Stored dataset items:
──────────

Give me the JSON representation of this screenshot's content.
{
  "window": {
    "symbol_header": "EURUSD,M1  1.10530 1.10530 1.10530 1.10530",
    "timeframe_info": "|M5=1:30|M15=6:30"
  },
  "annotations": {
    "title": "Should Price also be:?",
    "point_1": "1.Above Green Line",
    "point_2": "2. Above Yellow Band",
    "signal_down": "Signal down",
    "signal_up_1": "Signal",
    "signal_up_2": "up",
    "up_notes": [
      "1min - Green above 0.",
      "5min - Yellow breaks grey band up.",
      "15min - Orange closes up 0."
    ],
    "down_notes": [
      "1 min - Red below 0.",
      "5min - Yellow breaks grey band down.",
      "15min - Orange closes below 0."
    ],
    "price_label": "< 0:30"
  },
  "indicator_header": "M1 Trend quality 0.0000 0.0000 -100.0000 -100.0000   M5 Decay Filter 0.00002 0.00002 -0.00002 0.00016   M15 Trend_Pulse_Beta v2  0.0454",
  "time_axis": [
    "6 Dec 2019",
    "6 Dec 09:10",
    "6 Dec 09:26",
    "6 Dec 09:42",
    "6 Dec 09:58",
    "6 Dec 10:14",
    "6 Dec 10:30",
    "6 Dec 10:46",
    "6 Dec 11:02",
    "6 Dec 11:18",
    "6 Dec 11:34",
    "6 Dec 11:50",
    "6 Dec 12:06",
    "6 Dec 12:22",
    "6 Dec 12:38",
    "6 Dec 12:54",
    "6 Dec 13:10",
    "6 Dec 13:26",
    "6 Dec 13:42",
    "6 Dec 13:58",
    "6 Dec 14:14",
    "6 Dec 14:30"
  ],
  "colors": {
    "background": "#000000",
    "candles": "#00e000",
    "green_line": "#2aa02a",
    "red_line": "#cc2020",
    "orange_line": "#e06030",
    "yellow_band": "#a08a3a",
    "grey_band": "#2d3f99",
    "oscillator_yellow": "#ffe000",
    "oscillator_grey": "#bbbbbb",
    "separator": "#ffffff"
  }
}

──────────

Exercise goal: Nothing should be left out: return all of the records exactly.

Output for this exercise:
Give me the JSON representation of this screenshot's content.
{
  "window": {
    "symbol_header": "EURUSD,M1  1.10530 1.10530 1.10530 1.10530",
    "timeframe_info": "|M5=1:30|M15=6:30"
  },
  "annotations": {
    "title": "Should Price also be:?",
    "point_1": "1.Above Green Line",
    "point_2": "2. Above Yellow Band",
    "signal_down": "Signal down",
    "signal_up_1": "Signal",
    "signal_up_2": "up",
    "up_notes": [
      "1min - Green above 0.",
      "5min - Yellow breaks grey band up.",
      "15min - Orange closes up 0."
    ],
    "down_notes": [
      "1 min - Red below 0.",
      "5min - Yellow breaks grey band down.",
      "15min - Orange closes below 0."
    ],
    "price_label": "< 0:30"
  },
  "indicator_header": "M1 Trend quality 0.0000 0.0000 -100.0000 -100.0000   M5 Decay Filter 0.00002 0.00002 -0.00002 0.00016   M15 Trend_Pulse_Beta v2  0.0454",
  "time_axis": [
    "6 Dec 2019",
    "6 Dec 09:10",
    "6 Dec 09:26",
    "6 Dec 09:42",
    "6 Dec 09:58",
    "6 Dec 10:14",
    "6 Dec 10:30",
    "6 Dec 10:46",
    "6 Dec 11:02",
    "6 Dec 11:18",
    "6 Dec 11:34",
    "6 Dec 11:50",
    "6 Dec 12:06",
    "6 Dec 12:22",
    "6 Dec 12:38",
    "6 Dec 12:54",
    "6 Dec 13:10",
    "6 Dec 13:26",
    "6 Dec 13:42",
    "6 Dec 13:58",
    "6 Dec 14:14",
    "6 Dec 14:30"
  ],
  "colors": {
    "background": "#000000",
    "candles": "#00e000",
    "green_line": "#2aa02a",
    "red_line": "#cc2020",
    "orange_line": "#e06030",
    "yellow_band": "#a08a3a",
    "grey_band": "#2d3f99",
    "oscillator_yellow": "#ffe000",
    "oscillator_grey": "#bbbbbb",
    "separator": "#ffffff"
  }
}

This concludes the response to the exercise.